The second research area “legitimation and normativity” is substantiated on one hand by the need to explain and justify the interactions between science and society and the internal arrangements of the scientific field. On the other hand it arises from the fact that scientific knowledge and especially scientific expertise are being used by other fields, particularly by politics, to argue for and legitimize their decisions.
The third research area “functional differentiation” describes the functional differentiation of contemporary societies. Moreover, it emphasizes the relationship between science and other social fields, as well as the functional differentiation characteristic for society.
The fourth research area “social differentiation” expresses that there are socio-structural processes of differentiation. These become effective when related to other social fields and within science.
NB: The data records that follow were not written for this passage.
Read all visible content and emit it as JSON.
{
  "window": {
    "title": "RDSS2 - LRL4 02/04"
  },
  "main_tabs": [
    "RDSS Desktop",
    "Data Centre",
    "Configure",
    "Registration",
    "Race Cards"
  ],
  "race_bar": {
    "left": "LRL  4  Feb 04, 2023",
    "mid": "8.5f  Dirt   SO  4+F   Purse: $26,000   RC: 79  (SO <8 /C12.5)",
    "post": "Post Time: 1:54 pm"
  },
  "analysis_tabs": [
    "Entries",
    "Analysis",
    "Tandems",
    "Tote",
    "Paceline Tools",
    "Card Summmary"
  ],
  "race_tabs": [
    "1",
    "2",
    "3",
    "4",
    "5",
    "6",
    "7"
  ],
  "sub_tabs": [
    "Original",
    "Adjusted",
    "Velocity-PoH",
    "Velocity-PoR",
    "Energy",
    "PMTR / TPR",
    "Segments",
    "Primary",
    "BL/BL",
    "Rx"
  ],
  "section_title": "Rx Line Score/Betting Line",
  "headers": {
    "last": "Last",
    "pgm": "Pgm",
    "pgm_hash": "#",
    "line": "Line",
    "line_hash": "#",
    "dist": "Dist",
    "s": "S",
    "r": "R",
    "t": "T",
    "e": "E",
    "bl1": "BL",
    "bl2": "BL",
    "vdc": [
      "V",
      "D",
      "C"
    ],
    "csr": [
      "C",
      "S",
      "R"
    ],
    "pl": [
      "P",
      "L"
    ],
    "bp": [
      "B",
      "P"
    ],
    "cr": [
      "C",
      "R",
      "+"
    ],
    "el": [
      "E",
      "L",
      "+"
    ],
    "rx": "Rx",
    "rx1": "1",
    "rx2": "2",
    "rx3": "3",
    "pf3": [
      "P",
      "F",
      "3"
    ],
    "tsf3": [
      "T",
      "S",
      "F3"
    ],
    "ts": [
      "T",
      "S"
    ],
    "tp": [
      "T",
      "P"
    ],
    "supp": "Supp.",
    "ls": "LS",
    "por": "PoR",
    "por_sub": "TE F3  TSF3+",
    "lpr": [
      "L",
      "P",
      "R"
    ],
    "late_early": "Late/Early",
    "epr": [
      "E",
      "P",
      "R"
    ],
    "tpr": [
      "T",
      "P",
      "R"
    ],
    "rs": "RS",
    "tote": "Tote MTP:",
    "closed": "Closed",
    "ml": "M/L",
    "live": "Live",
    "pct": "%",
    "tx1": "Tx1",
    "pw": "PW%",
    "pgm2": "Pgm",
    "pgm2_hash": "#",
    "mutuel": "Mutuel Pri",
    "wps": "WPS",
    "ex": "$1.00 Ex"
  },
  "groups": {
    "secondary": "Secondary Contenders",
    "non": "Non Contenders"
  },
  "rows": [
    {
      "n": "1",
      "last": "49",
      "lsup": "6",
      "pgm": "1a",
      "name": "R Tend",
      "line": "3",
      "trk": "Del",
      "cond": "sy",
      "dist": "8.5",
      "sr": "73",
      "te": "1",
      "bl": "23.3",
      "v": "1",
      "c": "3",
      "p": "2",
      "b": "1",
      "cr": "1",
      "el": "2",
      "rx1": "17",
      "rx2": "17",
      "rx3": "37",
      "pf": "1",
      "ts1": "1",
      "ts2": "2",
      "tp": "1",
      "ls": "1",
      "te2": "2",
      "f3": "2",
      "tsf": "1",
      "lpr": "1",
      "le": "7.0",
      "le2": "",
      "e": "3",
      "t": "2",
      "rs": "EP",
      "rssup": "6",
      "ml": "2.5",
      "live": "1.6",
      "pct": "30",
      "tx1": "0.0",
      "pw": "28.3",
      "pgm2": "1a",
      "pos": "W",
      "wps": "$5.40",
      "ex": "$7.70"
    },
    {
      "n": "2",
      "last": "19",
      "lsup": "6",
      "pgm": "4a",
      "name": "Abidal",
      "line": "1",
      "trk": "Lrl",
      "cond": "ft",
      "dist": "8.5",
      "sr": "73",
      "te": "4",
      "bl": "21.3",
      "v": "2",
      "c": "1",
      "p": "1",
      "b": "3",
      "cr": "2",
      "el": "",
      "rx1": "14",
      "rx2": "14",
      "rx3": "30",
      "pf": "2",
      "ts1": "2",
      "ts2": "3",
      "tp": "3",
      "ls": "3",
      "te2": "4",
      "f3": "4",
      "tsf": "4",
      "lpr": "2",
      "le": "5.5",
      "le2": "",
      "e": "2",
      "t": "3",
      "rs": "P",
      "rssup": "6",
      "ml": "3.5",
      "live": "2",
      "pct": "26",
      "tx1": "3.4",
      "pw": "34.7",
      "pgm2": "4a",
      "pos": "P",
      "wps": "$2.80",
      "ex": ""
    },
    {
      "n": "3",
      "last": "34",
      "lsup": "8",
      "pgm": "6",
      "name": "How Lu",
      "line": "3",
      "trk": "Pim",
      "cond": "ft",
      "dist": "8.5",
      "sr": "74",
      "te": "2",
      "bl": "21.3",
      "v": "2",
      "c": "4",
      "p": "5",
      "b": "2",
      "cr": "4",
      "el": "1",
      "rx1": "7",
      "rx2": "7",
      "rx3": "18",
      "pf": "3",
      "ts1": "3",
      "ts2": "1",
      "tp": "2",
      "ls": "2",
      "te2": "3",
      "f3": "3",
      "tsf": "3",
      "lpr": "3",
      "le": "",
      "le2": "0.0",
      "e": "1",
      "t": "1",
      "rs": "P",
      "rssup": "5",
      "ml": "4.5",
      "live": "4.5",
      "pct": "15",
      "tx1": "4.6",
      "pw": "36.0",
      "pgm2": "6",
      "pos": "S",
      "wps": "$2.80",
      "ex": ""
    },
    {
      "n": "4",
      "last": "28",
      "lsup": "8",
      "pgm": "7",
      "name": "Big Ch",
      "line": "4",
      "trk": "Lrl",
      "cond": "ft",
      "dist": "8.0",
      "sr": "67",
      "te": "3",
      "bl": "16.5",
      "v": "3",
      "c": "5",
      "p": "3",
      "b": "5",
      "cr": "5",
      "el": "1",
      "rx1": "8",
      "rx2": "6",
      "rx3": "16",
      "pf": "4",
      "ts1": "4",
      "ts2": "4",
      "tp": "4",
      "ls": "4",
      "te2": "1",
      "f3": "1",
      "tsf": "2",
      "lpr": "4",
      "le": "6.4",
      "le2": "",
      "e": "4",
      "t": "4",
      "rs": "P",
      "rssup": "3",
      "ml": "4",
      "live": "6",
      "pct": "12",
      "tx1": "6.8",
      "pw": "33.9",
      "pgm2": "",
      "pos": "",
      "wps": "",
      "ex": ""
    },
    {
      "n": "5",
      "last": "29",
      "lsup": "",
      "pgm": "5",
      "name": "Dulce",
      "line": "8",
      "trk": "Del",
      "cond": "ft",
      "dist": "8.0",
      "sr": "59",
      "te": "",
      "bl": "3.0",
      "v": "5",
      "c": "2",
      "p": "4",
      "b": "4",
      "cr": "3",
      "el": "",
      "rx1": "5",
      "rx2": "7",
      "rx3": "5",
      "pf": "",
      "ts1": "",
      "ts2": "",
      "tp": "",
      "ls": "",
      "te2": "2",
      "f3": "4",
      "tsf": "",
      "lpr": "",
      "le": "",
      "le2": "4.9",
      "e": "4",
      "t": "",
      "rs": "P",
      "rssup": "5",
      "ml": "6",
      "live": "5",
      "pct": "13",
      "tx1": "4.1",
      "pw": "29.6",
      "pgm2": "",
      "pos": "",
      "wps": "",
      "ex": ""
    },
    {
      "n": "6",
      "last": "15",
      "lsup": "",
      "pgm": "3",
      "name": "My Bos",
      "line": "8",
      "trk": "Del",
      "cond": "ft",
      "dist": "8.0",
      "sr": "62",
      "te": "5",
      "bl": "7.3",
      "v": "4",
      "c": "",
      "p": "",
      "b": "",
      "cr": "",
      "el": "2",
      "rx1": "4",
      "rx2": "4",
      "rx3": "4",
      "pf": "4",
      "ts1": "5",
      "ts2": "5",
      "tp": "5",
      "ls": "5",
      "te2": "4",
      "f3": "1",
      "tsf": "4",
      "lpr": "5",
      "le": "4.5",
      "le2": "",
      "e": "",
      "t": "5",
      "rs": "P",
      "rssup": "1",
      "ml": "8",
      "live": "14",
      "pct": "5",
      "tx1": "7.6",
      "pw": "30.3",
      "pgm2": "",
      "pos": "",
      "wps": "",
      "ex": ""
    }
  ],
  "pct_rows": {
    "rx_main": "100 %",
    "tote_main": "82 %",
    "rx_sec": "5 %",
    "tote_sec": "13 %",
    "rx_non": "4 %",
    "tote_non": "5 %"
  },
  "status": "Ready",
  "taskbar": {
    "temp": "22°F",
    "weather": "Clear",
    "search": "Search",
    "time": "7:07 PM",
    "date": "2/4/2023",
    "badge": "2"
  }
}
This systematization is conceptualized heuristically and does not contain a hierarchical differentiation between the four research areas. These four research areas integrate with the five academic disciplines represented at the LCSS: Political Science, Philosophy, Economics, Law, and Sociology. For this purpose and for referring specific issues and research questions, the distinguishing features are translated into those five disciplines mentioned above. However, the LCSS acknowledges that the four research areas are not equally relevant to all of the five disciplines. In fact, the respective disciplines emphasize certain areas and in others they are represented only marginally, if at all.